  • Capacity. The staff assessment acknowledges our past achievements and leadership, expertise, staff, and experience managing funds, which we certainly appreciate. But I don’t understand the downgrading us for not including volunteers more in our work, since it is both not part of the framework description for this criterion nor is it something that is holding us back from achieving impact. Our proposal acknowledges things that didn’t work for us with the Ambassador Program (part of our commitment to sharing our learnings mentioned in the previous bullet point), but also lays out how we went about solving that issue with an alternative solution. Isn’t the definition of capacity the ability to achieve the impact you set out to achieve? It seems like there is agreement and acknowledgement that we have this ability (we are pretty confident that with the Guided Editing system, we will have the capacity to double the numbers in our Classroom Program without adding staff), so I can’t reconcile the low mark here simply because we acknowledged in our proposal that we had in the past struggled with a capacity problem that we have now demonstrably fixed.

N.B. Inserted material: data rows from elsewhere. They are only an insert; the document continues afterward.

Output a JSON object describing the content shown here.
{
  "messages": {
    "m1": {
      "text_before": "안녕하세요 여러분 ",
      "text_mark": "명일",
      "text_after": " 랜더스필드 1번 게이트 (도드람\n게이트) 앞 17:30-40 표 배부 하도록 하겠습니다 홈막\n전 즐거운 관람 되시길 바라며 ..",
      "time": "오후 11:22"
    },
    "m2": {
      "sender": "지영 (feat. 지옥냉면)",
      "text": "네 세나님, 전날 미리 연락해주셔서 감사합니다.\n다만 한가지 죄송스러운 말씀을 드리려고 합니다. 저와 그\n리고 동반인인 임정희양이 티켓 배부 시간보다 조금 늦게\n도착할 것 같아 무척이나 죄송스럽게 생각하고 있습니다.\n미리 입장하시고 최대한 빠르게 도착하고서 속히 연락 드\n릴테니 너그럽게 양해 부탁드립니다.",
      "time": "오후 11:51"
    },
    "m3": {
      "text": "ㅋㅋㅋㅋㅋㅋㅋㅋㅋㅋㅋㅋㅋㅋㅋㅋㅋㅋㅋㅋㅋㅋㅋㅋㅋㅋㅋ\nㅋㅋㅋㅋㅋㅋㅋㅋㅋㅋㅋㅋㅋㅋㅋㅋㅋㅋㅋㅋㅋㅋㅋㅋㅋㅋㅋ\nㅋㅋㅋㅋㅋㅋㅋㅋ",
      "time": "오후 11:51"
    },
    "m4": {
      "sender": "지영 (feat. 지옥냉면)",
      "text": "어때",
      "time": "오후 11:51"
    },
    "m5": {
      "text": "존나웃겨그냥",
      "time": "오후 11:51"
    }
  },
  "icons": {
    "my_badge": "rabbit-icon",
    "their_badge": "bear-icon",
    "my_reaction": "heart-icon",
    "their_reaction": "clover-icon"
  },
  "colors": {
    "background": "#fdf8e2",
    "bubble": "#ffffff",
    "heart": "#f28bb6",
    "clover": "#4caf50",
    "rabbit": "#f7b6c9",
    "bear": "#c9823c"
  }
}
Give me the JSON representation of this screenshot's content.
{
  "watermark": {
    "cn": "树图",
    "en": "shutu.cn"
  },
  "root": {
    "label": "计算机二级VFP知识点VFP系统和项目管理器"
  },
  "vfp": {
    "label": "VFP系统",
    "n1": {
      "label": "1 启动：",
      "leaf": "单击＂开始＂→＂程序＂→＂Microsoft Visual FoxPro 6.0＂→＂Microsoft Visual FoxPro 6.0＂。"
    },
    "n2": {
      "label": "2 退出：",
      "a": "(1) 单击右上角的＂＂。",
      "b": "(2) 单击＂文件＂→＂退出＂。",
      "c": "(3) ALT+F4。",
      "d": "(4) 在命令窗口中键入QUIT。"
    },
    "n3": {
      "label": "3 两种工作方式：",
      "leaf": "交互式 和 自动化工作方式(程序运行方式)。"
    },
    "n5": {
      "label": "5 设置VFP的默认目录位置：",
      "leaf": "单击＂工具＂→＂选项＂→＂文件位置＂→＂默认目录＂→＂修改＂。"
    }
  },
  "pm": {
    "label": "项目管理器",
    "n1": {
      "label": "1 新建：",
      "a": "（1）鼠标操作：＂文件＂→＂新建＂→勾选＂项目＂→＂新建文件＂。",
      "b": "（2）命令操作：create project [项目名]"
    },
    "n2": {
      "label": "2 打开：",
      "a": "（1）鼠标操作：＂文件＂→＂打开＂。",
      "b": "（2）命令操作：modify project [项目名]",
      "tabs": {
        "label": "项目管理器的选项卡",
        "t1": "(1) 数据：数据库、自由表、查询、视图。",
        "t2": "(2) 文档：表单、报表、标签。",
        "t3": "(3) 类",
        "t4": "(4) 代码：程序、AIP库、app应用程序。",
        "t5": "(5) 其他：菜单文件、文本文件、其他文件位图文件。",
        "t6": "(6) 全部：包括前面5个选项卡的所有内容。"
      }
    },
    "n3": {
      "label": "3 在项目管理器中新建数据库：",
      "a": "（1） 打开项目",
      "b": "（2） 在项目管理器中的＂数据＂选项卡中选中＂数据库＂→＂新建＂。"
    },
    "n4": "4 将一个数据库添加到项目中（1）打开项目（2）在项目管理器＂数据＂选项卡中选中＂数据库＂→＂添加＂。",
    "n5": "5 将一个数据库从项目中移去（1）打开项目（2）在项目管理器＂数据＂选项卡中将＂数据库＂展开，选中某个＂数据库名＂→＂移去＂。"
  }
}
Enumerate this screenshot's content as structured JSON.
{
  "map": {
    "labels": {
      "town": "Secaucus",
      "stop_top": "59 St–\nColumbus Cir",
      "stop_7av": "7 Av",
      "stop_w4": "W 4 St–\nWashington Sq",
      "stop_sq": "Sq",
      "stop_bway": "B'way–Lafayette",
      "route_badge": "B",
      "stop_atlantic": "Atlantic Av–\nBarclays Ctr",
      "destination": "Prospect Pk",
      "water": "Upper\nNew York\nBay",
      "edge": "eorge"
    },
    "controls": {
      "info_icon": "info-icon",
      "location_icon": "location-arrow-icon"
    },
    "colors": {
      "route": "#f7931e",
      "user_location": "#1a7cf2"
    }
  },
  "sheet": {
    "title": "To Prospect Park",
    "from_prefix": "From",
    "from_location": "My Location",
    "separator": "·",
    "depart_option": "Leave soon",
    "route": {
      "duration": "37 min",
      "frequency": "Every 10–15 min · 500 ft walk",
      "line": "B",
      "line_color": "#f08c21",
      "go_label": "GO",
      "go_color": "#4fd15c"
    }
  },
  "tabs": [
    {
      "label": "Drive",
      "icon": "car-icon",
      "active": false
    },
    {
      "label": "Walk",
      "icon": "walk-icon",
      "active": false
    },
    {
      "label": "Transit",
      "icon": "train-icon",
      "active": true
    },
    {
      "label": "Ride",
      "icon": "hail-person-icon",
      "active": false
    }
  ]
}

Thanks a lot for giving us the opportunity to participate in this process. We wish you all the best for your time in Madrid. --LiAnna (Wiki Ed) (talk) 21:23, 17 November 2017 (UTC)Reply[reply]

Hello LiAnna (Wiki Ed), a quick response to say your questions and the answers and remarks you gave here were taken into account by the FDC at the moment of the deliberations. The Staff assessment is one among many documents that the FDC takes into consideration to make their funding decision. On the scoring, I want to point out that "neither" is exactly that, ie. it basically describes a state where we cannot evaluate whether something is a strength or a concern, either because there is no precise information on certain topics, or because we don't have history to identify a trend. It is neither good nor bad, but rather a place of observation, which gives us a baseline over time to see what organizations achieve. I will be reaching out to all organizations in the next few days to discuss the deliberations and answer any question you might have about the process. Best, 01:14, 23 November 2017 (UTC)